### WHAT IS BEING ASKED:
Wherever "more" appears in a line of the listing, report that line.

### SUPPLIED RECORDS:
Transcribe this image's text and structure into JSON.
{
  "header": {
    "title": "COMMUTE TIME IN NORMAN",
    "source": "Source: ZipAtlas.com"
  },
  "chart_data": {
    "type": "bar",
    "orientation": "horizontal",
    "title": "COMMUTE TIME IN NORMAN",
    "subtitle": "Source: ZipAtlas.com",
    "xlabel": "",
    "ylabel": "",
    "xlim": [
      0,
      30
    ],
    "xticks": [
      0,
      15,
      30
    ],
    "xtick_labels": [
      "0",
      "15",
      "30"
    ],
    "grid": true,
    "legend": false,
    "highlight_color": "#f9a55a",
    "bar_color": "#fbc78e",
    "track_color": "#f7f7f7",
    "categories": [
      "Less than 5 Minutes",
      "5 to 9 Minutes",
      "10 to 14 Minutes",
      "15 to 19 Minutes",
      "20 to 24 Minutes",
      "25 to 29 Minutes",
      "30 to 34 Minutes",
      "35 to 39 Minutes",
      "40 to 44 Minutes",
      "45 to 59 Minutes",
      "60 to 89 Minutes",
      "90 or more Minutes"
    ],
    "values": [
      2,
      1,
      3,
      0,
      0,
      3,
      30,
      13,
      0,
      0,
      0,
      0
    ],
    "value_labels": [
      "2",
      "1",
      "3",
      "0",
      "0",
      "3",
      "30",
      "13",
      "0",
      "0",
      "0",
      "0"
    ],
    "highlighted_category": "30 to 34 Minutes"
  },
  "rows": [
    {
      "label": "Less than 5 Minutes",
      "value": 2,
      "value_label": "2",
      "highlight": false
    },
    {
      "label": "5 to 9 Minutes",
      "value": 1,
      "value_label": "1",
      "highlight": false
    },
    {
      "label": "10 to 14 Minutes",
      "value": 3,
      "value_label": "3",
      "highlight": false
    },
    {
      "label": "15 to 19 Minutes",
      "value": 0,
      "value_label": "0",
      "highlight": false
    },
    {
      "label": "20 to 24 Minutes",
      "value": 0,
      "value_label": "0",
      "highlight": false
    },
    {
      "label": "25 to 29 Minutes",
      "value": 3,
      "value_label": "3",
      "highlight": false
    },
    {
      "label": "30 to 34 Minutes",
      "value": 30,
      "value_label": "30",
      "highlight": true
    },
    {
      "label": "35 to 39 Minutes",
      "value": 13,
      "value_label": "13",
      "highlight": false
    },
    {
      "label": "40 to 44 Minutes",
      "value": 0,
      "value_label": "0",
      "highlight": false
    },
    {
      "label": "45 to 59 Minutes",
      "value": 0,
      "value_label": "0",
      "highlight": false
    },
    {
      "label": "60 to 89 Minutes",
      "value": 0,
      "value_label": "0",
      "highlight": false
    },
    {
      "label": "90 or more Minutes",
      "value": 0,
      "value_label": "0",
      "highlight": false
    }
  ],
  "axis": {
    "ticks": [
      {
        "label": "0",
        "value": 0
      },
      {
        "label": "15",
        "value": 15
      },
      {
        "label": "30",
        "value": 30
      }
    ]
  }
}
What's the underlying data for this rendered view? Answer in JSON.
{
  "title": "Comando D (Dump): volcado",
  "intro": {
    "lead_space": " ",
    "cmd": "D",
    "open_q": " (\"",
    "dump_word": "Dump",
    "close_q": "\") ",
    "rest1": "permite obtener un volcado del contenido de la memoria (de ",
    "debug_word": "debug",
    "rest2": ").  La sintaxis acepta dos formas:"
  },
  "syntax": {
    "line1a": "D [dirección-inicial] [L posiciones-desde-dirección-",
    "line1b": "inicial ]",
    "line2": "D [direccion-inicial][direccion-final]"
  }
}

### TASK ANSWER:
      "90 or more Minutes"
      "label": "90 or more Minutes",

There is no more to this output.